From the records below, copy out each line that has the word "true".

***** RECORDS FOR THE EXERCISE *****

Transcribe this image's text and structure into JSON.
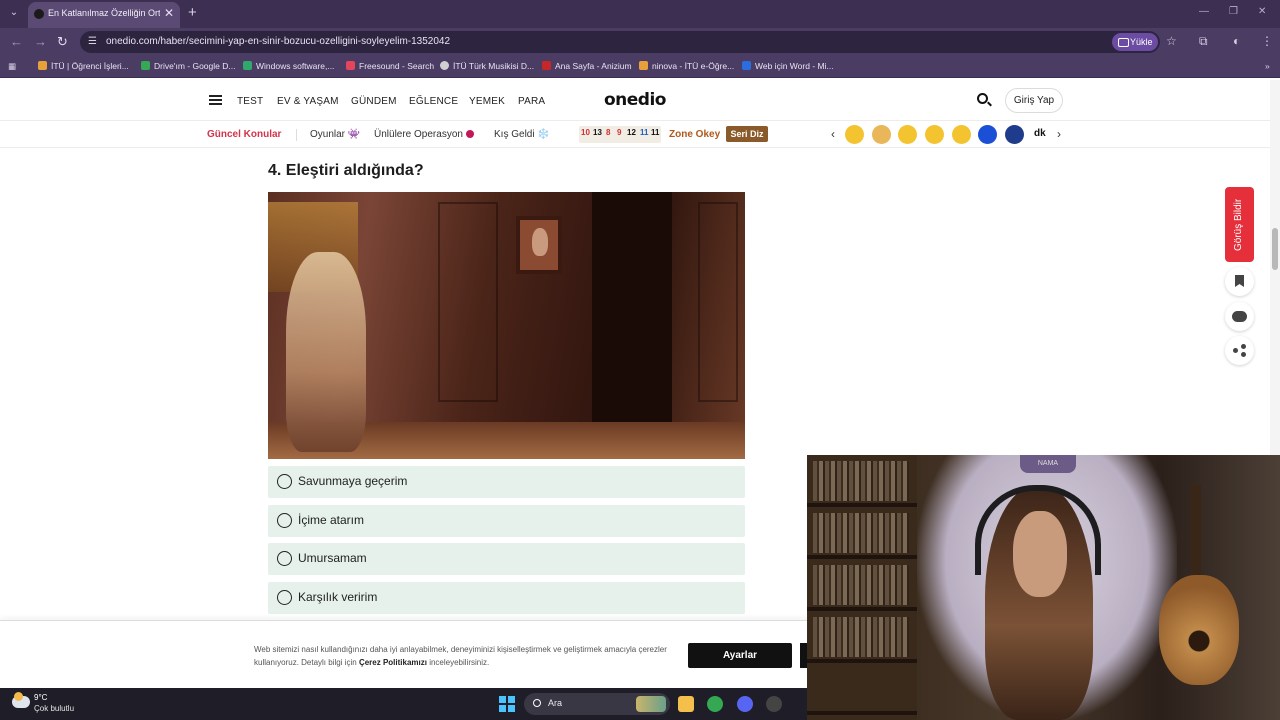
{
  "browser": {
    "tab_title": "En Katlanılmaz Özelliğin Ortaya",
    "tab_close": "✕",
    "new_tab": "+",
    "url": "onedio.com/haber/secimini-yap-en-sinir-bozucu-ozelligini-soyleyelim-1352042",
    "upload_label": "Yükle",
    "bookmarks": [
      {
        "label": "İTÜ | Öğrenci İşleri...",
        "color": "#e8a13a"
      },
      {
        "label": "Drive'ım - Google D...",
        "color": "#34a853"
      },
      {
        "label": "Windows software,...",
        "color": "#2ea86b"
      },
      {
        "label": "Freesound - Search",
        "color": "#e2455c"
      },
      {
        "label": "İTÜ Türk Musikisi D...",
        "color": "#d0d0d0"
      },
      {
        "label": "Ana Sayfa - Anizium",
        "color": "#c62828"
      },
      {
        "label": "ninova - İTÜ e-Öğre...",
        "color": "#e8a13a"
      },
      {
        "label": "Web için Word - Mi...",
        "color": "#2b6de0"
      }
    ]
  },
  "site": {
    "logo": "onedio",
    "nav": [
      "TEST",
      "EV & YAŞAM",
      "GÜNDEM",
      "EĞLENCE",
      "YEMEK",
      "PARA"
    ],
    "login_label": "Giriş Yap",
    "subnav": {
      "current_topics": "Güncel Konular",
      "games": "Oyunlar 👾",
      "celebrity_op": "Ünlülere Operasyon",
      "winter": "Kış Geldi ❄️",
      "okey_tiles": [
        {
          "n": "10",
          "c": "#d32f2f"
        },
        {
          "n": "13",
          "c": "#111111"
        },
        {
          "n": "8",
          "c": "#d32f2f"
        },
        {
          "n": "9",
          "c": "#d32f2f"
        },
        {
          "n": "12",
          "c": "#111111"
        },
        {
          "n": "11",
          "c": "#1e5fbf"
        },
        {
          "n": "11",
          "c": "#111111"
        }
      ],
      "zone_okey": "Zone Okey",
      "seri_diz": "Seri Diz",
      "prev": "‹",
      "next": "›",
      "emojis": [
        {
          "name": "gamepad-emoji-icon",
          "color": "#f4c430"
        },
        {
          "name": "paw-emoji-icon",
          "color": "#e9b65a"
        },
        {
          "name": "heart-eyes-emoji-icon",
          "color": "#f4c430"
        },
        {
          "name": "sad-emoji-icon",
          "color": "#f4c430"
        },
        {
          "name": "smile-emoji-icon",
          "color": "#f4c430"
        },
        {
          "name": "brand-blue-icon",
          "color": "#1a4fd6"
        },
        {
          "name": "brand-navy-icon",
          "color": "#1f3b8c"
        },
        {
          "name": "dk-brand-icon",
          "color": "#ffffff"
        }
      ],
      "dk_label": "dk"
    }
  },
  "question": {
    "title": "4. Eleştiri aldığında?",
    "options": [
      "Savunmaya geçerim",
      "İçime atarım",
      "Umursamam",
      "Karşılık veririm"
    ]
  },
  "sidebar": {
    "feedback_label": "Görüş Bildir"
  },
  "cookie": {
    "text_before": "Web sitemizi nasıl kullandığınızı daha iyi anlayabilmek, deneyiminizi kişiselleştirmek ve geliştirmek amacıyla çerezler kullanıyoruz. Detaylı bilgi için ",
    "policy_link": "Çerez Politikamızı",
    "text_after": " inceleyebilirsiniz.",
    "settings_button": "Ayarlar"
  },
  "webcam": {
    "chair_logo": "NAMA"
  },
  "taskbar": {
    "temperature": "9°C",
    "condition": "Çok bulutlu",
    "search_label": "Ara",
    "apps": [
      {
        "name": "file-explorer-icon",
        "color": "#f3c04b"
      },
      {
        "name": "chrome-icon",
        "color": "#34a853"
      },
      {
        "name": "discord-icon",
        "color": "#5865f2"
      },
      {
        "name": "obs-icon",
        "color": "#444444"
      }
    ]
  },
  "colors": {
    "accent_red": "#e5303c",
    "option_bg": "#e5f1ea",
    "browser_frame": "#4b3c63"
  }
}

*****
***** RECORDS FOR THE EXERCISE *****

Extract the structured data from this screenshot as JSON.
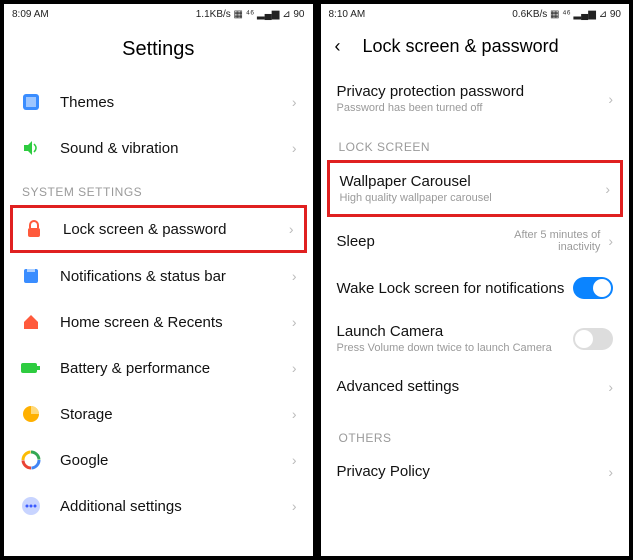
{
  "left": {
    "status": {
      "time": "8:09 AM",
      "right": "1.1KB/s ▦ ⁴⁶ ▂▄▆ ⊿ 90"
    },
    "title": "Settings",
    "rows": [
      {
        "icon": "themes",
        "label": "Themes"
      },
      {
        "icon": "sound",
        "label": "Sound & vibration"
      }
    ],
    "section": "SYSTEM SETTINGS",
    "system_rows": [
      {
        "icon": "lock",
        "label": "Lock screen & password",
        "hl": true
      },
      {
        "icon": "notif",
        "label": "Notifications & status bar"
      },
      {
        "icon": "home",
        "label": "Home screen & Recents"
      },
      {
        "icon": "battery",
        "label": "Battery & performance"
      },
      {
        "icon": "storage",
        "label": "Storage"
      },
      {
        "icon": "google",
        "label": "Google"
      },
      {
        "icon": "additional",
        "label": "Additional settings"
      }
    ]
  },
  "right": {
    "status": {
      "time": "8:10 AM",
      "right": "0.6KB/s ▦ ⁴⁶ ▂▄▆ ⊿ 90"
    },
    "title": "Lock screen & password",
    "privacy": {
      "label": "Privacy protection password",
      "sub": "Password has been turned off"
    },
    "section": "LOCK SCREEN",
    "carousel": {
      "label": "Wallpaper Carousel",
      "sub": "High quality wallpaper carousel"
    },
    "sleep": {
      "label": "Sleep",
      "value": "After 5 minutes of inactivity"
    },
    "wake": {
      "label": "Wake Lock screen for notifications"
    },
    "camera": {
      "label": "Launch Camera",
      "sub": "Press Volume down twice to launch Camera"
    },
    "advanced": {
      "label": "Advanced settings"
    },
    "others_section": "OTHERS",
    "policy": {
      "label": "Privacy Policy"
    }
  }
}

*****
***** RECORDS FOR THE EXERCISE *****

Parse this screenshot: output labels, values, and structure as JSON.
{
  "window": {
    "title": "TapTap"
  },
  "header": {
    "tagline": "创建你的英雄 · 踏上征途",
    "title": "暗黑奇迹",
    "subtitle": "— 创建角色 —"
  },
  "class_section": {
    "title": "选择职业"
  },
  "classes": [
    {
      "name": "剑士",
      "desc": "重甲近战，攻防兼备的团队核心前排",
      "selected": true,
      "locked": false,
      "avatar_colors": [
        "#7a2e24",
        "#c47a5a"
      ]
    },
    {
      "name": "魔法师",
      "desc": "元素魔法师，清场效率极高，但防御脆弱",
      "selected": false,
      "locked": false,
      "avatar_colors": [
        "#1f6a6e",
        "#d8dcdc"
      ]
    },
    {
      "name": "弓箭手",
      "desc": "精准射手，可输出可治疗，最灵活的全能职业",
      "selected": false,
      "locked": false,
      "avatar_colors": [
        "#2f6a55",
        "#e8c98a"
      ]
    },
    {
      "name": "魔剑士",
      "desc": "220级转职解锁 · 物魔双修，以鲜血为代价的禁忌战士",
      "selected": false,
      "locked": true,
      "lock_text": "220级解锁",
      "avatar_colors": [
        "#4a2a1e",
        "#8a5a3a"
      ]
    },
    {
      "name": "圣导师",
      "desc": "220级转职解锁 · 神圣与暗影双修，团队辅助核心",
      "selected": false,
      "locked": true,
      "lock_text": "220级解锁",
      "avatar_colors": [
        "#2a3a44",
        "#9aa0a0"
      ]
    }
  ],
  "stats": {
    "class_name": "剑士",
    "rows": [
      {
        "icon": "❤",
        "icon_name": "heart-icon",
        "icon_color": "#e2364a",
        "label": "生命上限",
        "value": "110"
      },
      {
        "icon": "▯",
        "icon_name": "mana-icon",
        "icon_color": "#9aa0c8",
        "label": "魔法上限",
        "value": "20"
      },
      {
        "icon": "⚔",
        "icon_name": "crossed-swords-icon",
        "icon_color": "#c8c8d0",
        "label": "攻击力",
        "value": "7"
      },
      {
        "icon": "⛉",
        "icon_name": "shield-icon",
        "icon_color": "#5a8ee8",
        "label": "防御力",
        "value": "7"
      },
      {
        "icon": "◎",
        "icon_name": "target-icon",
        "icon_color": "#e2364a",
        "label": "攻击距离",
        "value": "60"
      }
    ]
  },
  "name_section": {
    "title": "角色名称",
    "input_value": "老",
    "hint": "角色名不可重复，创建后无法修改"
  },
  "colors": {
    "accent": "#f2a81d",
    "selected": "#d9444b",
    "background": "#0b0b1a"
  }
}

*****

* TASK RESPONSE:
        "hl": true
      "selected": true,
      "locked": true,
      "locked": true,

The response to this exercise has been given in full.